|International Classification||B60L7/22, B60L9/18, B60L11/18|
|Cooperative Classification||B60L7/22, B60L2270/142|
|May 31, 1994||AS||Assignment|
Owner name: FUJI ELECTRIC CO., LTD., JAPAN
Free format text: ASSIGNMENT OF ASSIGNORS INTEREST;ASSIGNORS:KINOSHITA, SHIGENORI;YANASE, TAKAO;FUJITA, KOETSU;REEL/FRAME:007012/0180;SIGNING DATES FROM 19940512 TO 19940516
|May 3, 1999||FPAY||Fee payment|
Year of fee payment: 4
|Jun 4, 2003||REMI||Maintenance fee reminder mailed|
|Nov 14, 2003||LAPS||Lapse for failure to pay maintenance fees|

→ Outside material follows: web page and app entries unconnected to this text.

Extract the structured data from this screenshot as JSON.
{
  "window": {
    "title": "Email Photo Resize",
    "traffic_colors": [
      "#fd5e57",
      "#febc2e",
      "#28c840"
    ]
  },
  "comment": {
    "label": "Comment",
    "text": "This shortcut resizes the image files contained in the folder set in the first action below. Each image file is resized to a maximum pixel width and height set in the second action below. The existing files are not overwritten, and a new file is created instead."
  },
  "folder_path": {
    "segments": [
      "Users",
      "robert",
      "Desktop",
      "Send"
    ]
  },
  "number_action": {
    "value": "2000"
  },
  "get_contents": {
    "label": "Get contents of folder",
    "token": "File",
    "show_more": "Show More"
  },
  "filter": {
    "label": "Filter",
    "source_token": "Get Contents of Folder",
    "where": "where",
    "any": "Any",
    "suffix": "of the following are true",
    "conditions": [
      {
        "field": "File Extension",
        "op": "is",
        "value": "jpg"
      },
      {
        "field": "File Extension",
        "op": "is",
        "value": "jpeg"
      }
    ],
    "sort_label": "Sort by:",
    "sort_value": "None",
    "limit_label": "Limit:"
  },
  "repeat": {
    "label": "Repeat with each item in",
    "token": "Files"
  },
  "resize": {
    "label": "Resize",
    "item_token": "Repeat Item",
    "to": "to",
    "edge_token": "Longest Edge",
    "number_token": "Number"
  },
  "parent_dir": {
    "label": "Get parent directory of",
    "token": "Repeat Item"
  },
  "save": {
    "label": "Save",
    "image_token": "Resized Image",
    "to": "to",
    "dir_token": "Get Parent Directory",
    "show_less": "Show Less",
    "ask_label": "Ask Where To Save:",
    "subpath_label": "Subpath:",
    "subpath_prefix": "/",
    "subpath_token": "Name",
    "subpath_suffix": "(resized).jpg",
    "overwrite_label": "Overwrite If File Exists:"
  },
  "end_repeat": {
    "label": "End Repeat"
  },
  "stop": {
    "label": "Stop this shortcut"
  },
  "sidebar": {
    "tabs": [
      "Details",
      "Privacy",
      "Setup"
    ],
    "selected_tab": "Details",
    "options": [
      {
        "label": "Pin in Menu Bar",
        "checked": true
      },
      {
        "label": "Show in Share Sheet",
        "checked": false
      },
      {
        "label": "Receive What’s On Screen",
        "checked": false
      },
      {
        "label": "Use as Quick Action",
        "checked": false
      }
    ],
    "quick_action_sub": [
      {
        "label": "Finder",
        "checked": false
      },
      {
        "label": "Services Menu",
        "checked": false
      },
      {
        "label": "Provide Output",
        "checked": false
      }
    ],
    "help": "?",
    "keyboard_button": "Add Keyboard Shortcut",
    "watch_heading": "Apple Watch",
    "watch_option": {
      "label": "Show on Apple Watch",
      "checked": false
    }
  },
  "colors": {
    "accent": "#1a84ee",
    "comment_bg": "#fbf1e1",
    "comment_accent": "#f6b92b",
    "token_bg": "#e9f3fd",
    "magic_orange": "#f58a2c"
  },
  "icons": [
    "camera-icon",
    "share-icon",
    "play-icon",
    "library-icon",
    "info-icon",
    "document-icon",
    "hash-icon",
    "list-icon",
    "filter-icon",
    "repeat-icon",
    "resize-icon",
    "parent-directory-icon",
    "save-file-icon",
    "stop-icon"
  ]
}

|Jan 13, 2004||FP||Expired due to failure to pay maintenance fee|
Effective date: 20031114